Your goal:
The reply should repeat all of the data word for word, with no pictures.

Exercise data:
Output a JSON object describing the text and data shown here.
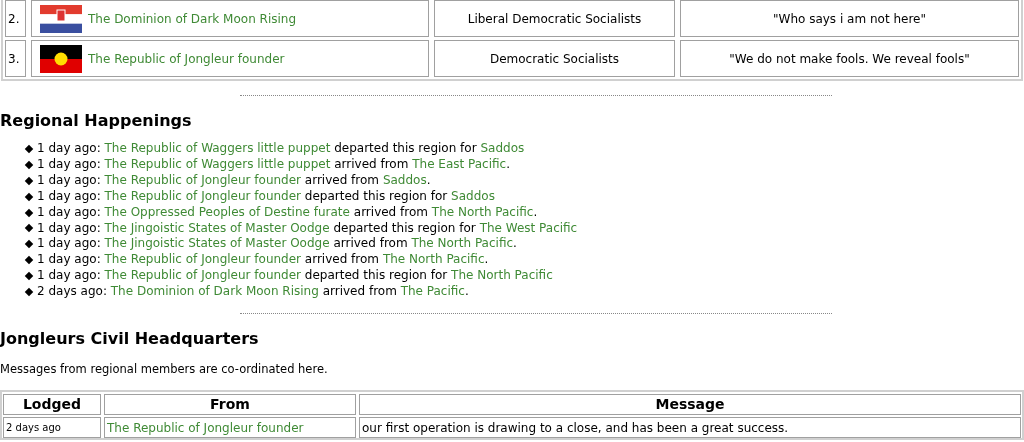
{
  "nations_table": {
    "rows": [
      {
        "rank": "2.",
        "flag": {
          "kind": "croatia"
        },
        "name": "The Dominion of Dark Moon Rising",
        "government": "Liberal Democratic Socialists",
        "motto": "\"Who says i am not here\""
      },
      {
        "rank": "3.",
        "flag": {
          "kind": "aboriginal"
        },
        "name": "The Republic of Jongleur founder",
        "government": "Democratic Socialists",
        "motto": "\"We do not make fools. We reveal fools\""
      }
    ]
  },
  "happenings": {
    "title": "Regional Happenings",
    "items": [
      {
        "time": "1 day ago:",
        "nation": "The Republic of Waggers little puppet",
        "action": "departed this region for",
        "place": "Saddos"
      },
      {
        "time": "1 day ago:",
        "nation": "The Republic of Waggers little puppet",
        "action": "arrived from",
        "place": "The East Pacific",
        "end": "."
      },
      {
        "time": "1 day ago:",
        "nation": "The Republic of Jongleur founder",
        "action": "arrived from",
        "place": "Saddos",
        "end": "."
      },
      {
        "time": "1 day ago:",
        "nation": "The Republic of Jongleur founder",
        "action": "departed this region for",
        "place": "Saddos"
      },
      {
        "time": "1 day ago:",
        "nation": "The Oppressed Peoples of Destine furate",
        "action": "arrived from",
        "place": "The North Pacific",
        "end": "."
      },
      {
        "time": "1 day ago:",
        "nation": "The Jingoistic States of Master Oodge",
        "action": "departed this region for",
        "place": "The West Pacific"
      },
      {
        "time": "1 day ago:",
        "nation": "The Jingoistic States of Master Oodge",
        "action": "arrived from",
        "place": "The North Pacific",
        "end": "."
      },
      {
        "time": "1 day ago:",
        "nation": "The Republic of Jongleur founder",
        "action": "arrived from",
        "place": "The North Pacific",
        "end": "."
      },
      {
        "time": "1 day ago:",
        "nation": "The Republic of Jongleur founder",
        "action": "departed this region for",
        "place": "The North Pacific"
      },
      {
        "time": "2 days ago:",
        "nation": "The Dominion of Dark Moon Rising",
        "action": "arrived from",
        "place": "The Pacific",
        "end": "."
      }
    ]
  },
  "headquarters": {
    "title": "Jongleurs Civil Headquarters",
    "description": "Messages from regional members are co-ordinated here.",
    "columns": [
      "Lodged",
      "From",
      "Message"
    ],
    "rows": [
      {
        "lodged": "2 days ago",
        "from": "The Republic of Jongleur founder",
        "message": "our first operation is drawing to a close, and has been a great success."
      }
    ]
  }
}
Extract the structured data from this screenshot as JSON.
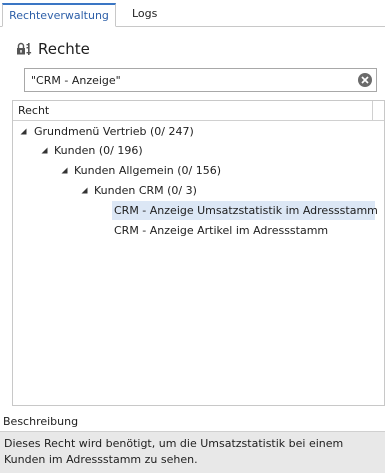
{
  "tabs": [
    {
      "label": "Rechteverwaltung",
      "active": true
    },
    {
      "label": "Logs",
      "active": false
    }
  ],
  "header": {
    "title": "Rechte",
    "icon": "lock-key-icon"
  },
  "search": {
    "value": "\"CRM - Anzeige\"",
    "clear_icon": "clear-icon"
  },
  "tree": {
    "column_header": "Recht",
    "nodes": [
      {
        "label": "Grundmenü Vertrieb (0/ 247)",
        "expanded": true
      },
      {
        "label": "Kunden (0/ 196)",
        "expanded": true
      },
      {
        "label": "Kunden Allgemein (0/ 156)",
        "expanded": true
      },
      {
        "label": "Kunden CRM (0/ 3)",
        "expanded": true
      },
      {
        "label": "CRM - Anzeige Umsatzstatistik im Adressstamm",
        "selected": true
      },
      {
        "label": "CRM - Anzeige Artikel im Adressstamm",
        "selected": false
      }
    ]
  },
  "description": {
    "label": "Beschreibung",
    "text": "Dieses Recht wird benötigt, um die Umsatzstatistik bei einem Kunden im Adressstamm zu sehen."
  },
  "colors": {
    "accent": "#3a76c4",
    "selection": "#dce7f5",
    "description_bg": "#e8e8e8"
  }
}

Task result:
Output a JSON object describing the text and data shown here.
{
  "nations_table": {
    "rows": [
      {
        "rank": "2.",
        "flag": {
          "kind": "croatia"
        },
        "name": "The Dominion of Dark Moon Rising",
        "government": "Liberal Democratic Socialists",
        "motto": "\"Who says i am not here\""
      },
      {
        "rank": "3.",
        "flag": {
          "kind": "aboriginal"
        },
        "name": "The Republic of Jongleur founder",
        "government": "Democratic Socialists",
        "motto": "\"We do not make fools. We reveal fools\""
      }
    ]
  },
  "happenings": {
    "title": "Regional Happenings",
    "items": [
      {
        "time": "1 day ago:",
        "nation": "The Republic of Waggers little puppet",
        "action": "departed this region for",
        "place": "Saddos"
      },
      {
        "time": "1 day ago:",
        "nation": "The Republic of Waggers little puppet",
        "action": "arrived from",
        "place": "The East Pacific",
        "end": "."
      },
      {
        "time": "1 day ago:",
        "nation": "The Republic of Jongleur founder",
        "action": "arrived from",
        "place": "Saddos",
        "end": "."
      },
      {
        "time": "1 day ago:",
        "nation": "The Republic of Jongleur founder",
        "action": "departed this region for",
        "place": "Saddos"
      },
      {
        "time": "1 day ago:",
        "nation": "The Oppressed Peoples of Destine furate",
        "action": "arrived from",
        "place": "The North Pacific",
        "end": "."
      },
      {
        "time": "1 day ago:",
        "nation": "The Jingoistic States of Master Oodge",
        "action": "departed this region for",
        "place": "The West Pacific"
      },
      {
        "time": "1 day ago:",
        "nation": "The Jingoistic States of Master Oodge",
        "action": "arrived from",
        "place": "The North Pacific",
        "end": "."
      },
      {
        "time": "1 day ago:",
        "nation": "The Republic of Jongleur founder",
        "action": "arrived from",
        "place": "The North Pacific",
        "end": "."
      },
      {
        "time": "1 day ago:",
        "nation": "The Republic of Jongleur founder",
        "action": "departed this region for",
        "place": "The North Pacific"
      },
      {
        "time": "2 days ago:",
        "nation": "The Dominion of Dark Moon Rising",
        "action": "arrived from",
        "place": "The Pacific",
        "end": "."
      }
    ]
  },
  "headquarters": {
    "title": "Jongleurs Civil Headquarters",
    "description": "Messages from regional members are co-ordinated here.",
    "columns": [
      "Lodged",
      "From",
      "Message"
    ],
    "rows": [
      {
        "lodged": "2 days ago",
        "from": "The Republic of Jongleur founder",
        "message": "our first operation is drawing to a close, and has been a great success."
      }
    ]
  }
}
Extract the structured data from this screenshot as JSON.
{
  "tabs": [
    {
      "label": "Rechteverwaltung",
      "active": true
    },
    {
      "label": "Logs",
      "active": false
    }
  ],
  "header": {
    "title": "Rechte",
    "icon": "lock-key-icon"
  },
  "search": {
    "value": "\"CRM - Anzeige\"",
    "clear_icon": "clear-icon"
  },
  "tree": {
    "column_header": "Recht",
    "nodes": [
      {
        "label": "Grundmenü Vertrieb (0/ 247)",
        "expanded": true
      },
      {
        "label": "Kunden (0/ 196)",
        "expanded": true
      },
      {
        "label": "Kunden Allgemein (0/ 156)",
        "expanded": true
      },
      {
        "label": "Kunden CRM (0/ 3)",
        "expanded": true
      },
      {
        "label": "CRM - Anzeige Umsatzstatistik im Adressstamm",
        "selected": true
      },
      {
        "label": "CRM - Anzeige Artikel im Adressstamm",
        "selected": false
      }
    ]
  },
  "description": {
    "label": "Beschreibung",
    "text": "Dieses Recht wird benötigt, um die Umsatzstatistik bei einem Kunden im Adressstamm zu sehen."
  },
  "colors": {
    "accent": "#3a76c4",
    "selection": "#dce7f5",
    "description_bg": "#e8e8e8"
  }
}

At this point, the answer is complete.